“Our cash flow has never been this low so early in the calendar year, and the broader trend is also concerning; we are running out of cash sooner and staying in the red longer,” Guterres said.

In a letter to UN staff, Guterres cited late payments by member states as the major reason behind looming financial crunch and said that UN will take some steps to reduce cost and will also propose several ways to states in order to improve financial stability at the UN.

This new cash shortfall is unlike those we have experienced previously, as of 30 June, core funding had a deficit of $139m, Guterres wrote in the letter.

“An organization such as ours should not have to suffer repeated brushes with bankruptcy. But surely, the greater pain is felt by those we serve when we cannot, for want of modest funds, answer their call for help,” Guterres wrote in the letter.

As of July 26, as many as 112 members, including India, have paid their regular budget dues in full. India made a payment of $17.91 million on January 29, 2018.

A total of 81 countries are yet to pay their regular budget dues. These nations include Afghanistan, Bangladesh, Seychelles, Brazil, Egypt, Pakistan, Saudi Arabia, Sudan, Syria, Israel, Maldives, the United States and Zimbabwe.

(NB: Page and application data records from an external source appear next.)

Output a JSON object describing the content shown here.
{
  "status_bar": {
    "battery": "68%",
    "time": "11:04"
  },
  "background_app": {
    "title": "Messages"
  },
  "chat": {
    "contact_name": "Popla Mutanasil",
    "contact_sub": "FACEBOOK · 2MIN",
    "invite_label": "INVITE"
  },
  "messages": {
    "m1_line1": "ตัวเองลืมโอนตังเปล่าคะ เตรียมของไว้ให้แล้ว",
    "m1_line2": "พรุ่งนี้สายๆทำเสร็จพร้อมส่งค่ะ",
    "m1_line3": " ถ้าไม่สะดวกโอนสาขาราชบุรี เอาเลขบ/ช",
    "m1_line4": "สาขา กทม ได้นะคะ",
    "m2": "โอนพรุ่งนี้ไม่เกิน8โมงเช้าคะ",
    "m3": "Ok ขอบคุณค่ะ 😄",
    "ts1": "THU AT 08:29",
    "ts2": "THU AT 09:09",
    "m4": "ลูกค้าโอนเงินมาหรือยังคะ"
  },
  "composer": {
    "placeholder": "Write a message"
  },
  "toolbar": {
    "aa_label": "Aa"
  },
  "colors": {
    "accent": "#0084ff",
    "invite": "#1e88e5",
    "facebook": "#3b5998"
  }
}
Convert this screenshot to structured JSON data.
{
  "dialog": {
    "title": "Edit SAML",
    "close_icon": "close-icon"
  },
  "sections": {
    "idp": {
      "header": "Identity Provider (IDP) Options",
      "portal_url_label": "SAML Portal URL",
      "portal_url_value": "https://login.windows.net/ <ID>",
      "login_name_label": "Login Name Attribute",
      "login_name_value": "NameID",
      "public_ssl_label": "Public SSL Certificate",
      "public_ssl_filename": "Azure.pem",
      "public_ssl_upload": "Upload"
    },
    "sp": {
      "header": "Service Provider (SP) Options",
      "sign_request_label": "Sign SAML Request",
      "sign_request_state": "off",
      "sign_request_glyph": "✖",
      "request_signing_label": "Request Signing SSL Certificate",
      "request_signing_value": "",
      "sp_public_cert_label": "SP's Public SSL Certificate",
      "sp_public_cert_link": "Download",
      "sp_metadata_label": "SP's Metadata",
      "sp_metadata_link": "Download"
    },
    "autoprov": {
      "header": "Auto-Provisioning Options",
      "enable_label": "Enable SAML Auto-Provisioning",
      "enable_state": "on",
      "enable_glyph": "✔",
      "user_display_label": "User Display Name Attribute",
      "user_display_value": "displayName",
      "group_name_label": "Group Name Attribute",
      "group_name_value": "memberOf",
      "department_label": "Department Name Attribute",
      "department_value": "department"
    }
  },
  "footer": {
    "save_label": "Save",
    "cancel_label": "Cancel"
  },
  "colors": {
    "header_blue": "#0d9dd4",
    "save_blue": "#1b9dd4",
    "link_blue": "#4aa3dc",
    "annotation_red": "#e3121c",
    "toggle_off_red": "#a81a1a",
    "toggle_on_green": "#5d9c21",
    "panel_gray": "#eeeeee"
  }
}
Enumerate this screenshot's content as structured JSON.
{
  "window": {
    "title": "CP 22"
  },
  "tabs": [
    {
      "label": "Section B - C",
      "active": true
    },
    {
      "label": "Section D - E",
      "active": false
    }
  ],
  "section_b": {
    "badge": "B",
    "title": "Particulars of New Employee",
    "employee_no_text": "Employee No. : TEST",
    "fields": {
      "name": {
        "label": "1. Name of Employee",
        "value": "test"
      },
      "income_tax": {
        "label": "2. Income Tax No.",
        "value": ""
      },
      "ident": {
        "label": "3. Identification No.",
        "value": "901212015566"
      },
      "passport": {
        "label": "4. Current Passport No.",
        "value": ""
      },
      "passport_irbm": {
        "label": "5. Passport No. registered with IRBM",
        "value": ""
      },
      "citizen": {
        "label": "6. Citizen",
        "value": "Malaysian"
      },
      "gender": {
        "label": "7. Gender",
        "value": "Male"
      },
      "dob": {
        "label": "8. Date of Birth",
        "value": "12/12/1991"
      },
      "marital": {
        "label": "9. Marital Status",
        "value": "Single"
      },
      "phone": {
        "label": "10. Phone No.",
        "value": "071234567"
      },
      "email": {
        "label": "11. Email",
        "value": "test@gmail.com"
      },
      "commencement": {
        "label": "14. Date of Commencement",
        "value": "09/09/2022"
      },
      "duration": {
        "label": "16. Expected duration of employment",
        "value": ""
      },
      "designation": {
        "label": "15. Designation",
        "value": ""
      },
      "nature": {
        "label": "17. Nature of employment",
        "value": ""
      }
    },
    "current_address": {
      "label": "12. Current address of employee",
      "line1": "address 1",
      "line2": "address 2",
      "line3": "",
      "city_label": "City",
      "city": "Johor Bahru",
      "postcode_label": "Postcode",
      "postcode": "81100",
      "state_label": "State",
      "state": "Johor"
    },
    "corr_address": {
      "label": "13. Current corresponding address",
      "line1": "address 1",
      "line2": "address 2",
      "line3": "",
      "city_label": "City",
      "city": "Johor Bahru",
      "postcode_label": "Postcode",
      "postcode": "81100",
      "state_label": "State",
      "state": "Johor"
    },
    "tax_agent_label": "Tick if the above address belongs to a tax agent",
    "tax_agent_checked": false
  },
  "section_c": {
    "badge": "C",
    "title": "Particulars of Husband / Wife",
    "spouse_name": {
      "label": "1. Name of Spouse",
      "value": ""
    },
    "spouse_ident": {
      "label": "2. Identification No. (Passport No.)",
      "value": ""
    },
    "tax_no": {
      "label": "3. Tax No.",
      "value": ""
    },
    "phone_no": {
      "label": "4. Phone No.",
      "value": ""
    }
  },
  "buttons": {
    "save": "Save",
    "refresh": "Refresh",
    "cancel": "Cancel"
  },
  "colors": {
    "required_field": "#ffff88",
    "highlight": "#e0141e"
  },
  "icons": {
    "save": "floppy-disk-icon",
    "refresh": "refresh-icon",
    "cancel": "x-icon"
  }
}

Guterres said he has appealed to all members to pay their assessments on time and in full, and highlighted the risk of the troubling financial situation facing the UN.